I have had a busy afternoon - hairdresser, shopping for groceries for the weekend, collecting prescriptions from the surgery and finally driving to my Physiotherapist for a forty minute session - I arrived home at tea time just about exhausted.   One the way home, coming through a village with a thirty mile an hour limit, I accelerated just before reaching the sign to tell me it was no longer necessary to stick to 30mph and had reached about 35mph before I noticed a speed Police vehicle on the side of the road.   So now I have a wait to see whether or not I get a speeding fine.   Then, just as I turned into our land I hit and killed a cock pheasant.   This is a first for me as I always try to avoid them.   Sadly the local landowner had had a shoot today (I had seen all the cars on my way to the Physio) so this poor pheasant had managed to escape the guns, only to be killed by me.   Not sure whether the speeding or the killing of the pheasant upset me the most.

Now we are snug and warm. the wood burner is chugging away and we are set to play Rummikub.
All the curtains are drawn so if it snows we will not know until we draw them back in the morning.

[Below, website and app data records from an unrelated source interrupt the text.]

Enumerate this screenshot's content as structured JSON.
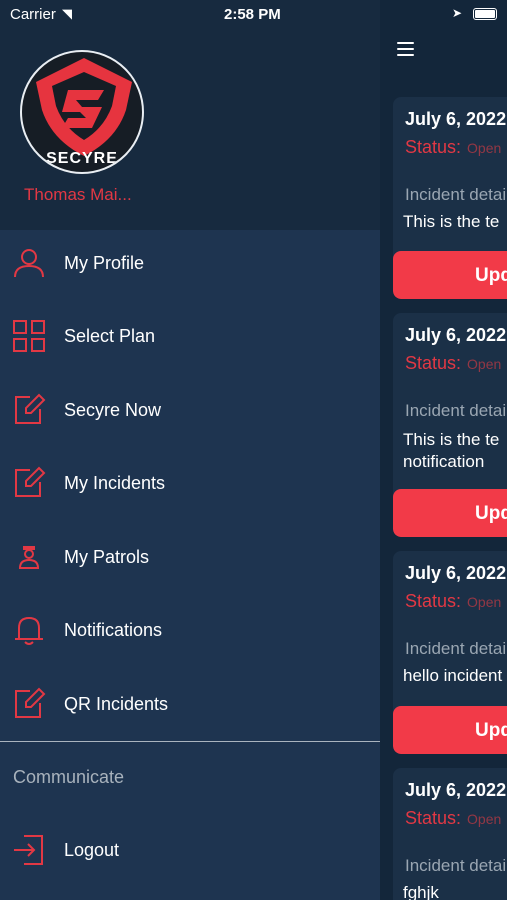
{
  "status_bar": {
    "carrier": "Carrier",
    "time": "2:58 PM"
  },
  "drawer": {
    "brand_text": "SECYRE",
    "user_name": "Thomas Mai...",
    "menu": [
      {
        "label": "My Profile",
        "icon": "person-icon"
      },
      {
        "label": "Select Plan",
        "icon": "grid-icon"
      },
      {
        "label": "Secyre Now",
        "icon": "edit-icon"
      },
      {
        "label": "My Incidents",
        "icon": "edit-icon"
      },
      {
        "label": "My Patrols",
        "icon": "guard-icon"
      },
      {
        "label": "Notifications",
        "icon": "bell-icon"
      },
      {
        "label": "QR Incidents",
        "icon": "edit-icon"
      }
    ],
    "section_label": "Communicate",
    "logout_label": "Logout"
  },
  "incidents": [
    {
      "date": "July 6, 2022",
      "status_label": "Status:",
      "status_value": "Open",
      "detail_label": "Incident details",
      "detail_text": "This is the te",
      "button": "Update"
    },
    {
      "date": "July 6, 2022",
      "status_label": "Status:",
      "status_value": "Open",
      "detail_label": "Incident details",
      "detail_text": "This is the te\nnotification",
      "button": "Update"
    },
    {
      "date": "July 6, 2022",
      "status_label": "Status:",
      "status_value": "Open",
      "detail_label": "Incident details",
      "detail_text": "hello incident",
      "button": "Update"
    },
    {
      "date": "July 6, 2022",
      "status_label": "Status:",
      "status_value": "Open",
      "detail_label": "Incident details",
      "detail_text": "fghjk",
      "button": ""
    }
  ],
  "colors": {
    "accent": "#f23a48",
    "drawer_bg": "#1e3450",
    "header_bg": "#172a3f"
  }
}
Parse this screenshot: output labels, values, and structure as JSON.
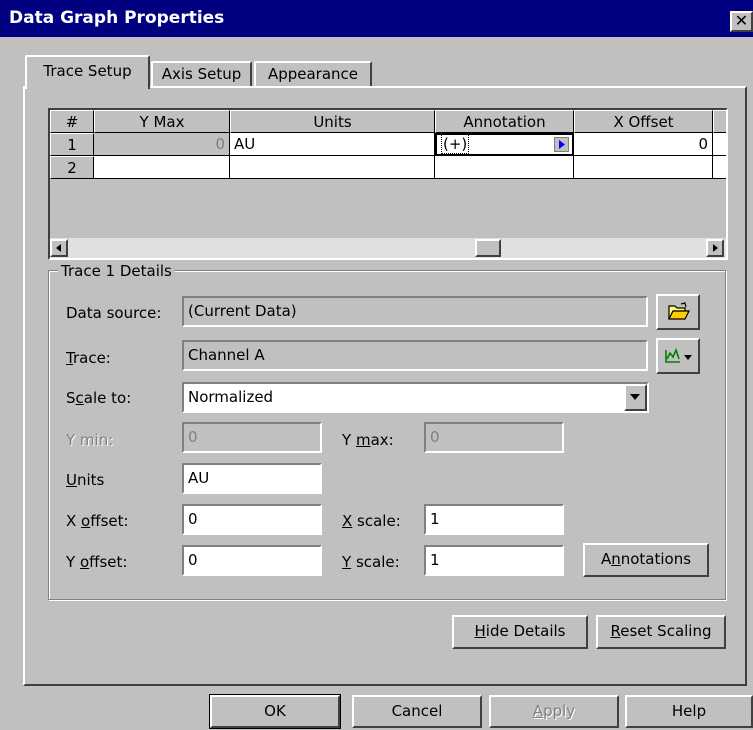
{
  "window": {
    "title": "Data Graph Properties",
    "close_symbol": "✕"
  },
  "tabs": [
    {
      "label": "Trace Setup",
      "active": true
    },
    {
      "label": "Axis Setup",
      "active": false
    },
    {
      "label": "Appearance",
      "active": false
    }
  ],
  "grid": {
    "columns": [
      "#",
      "Y Max",
      "Units",
      "Annotation",
      "X Offset"
    ],
    "rows": [
      {
        "num": "1",
        "ymax": "0",
        "units": "AU",
        "annotation": "(+)",
        "xoffset": "0"
      },
      {
        "num": "2",
        "ymax": "",
        "units": "",
        "annotation": "",
        "xoffset": ""
      }
    ]
  },
  "details": {
    "group_title": "Trace 1 Details",
    "data_source": {
      "label": "Data source:",
      "value": "(Current Data)"
    },
    "trace": {
      "label_pre": "",
      "label_u": "T",
      "label_post": "race:",
      "value": "Channel A"
    },
    "scale_to": {
      "label_pre": "S",
      "label_u": "c",
      "label_post": "ale to:",
      "value": "Normalized"
    },
    "y_min": {
      "label": "Y min:",
      "value": "0"
    },
    "y_max": {
      "label_pre": "Y ",
      "label_u": "m",
      "label_post": "ax:",
      "value": "0"
    },
    "units": {
      "label_u": "U",
      "label_post": "nits",
      "value": "AU"
    },
    "x_offset": {
      "label_pre": "X ",
      "label_u": "o",
      "label_post": "ffset:",
      "value": "0"
    },
    "x_scale": {
      "label_u": "X",
      "label_post": " scale:",
      "value": "1"
    },
    "y_offset": {
      "label_pre": "Y ",
      "label_u": "o",
      "label_post": "ffset:",
      "value": "0"
    },
    "y_scale": {
      "label_u": "Y",
      "label_post": " scale:",
      "value": "1"
    },
    "annotations_button": {
      "pre": "A",
      "u": "n",
      "post": "notations"
    }
  },
  "panel_buttons": {
    "hide_details": {
      "u": "H",
      "post": "ide Details"
    },
    "reset_scaling": {
      "u": "R",
      "post": "eset Scaling"
    }
  },
  "dialog_buttons": {
    "ok": "OK",
    "cancel": "Cancel",
    "apply": {
      "u": "A",
      "post": "pply"
    },
    "help": "Help"
  }
}
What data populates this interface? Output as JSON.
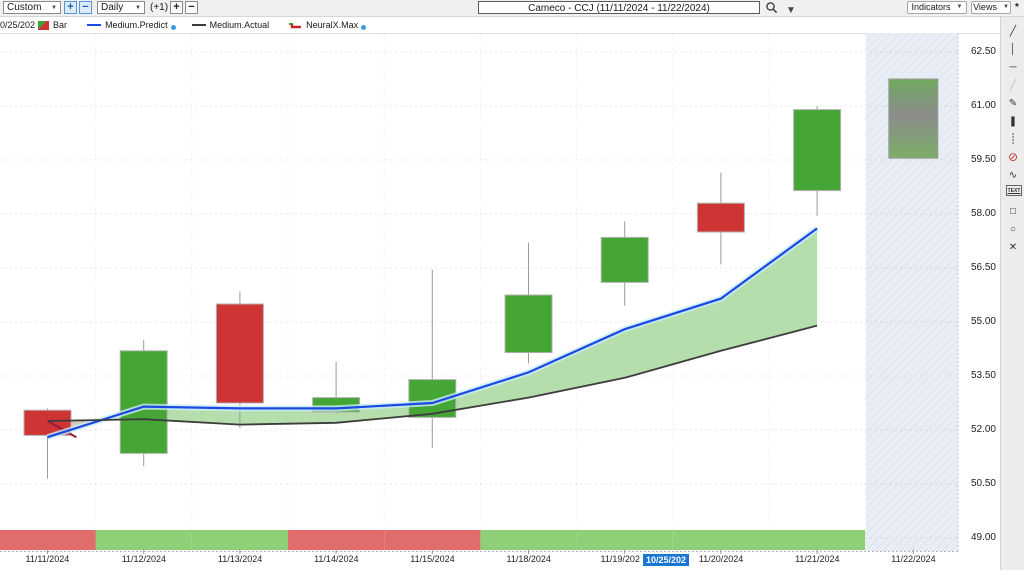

I am thinking of the poor folk down the East coast who are being warned about an exceptional high tide.   I vividly remember the time when the coast of Lincolnshire was flooded and I believe around three hundred people were drowned.   Much of the land is reclaimed land and is very low-lying.   I believe the year was around 1957.  Hope to goodness it doesn't happen again tonight.

Wednesday, 11 January 2017

Weather

The weather here is contrary today.   I have been out to lunch with friend D - before she came the wind howled (60mph), the sky blackened, the sleet fell and the rainbow, against a backdrop of black clouds, was incredibly beautiful.

We went all of three miles to our local Golf Club for a Taste Platter (chicken, salmon, camembert and mushrooms - all deep fried - with chips and salad and there - I presume because we were sheltered - there appeared to be no wind, the sun shone and there was absolutely no sign of rain or sleet.

Home again at half past three in the afternoon and the black clouds have rolled in again.   Snow showers are forecast for tomorrow, but the west is expected to get it first, so by the time it gets over the Pennines and to here then I do hope it has weakened somewhat.

When I was young I loved the snow.   Now I hate it - the biting cold, the wind, the slippery conditions - give me a warm, snug room and my comfy slippers on days like that.

Keep warm.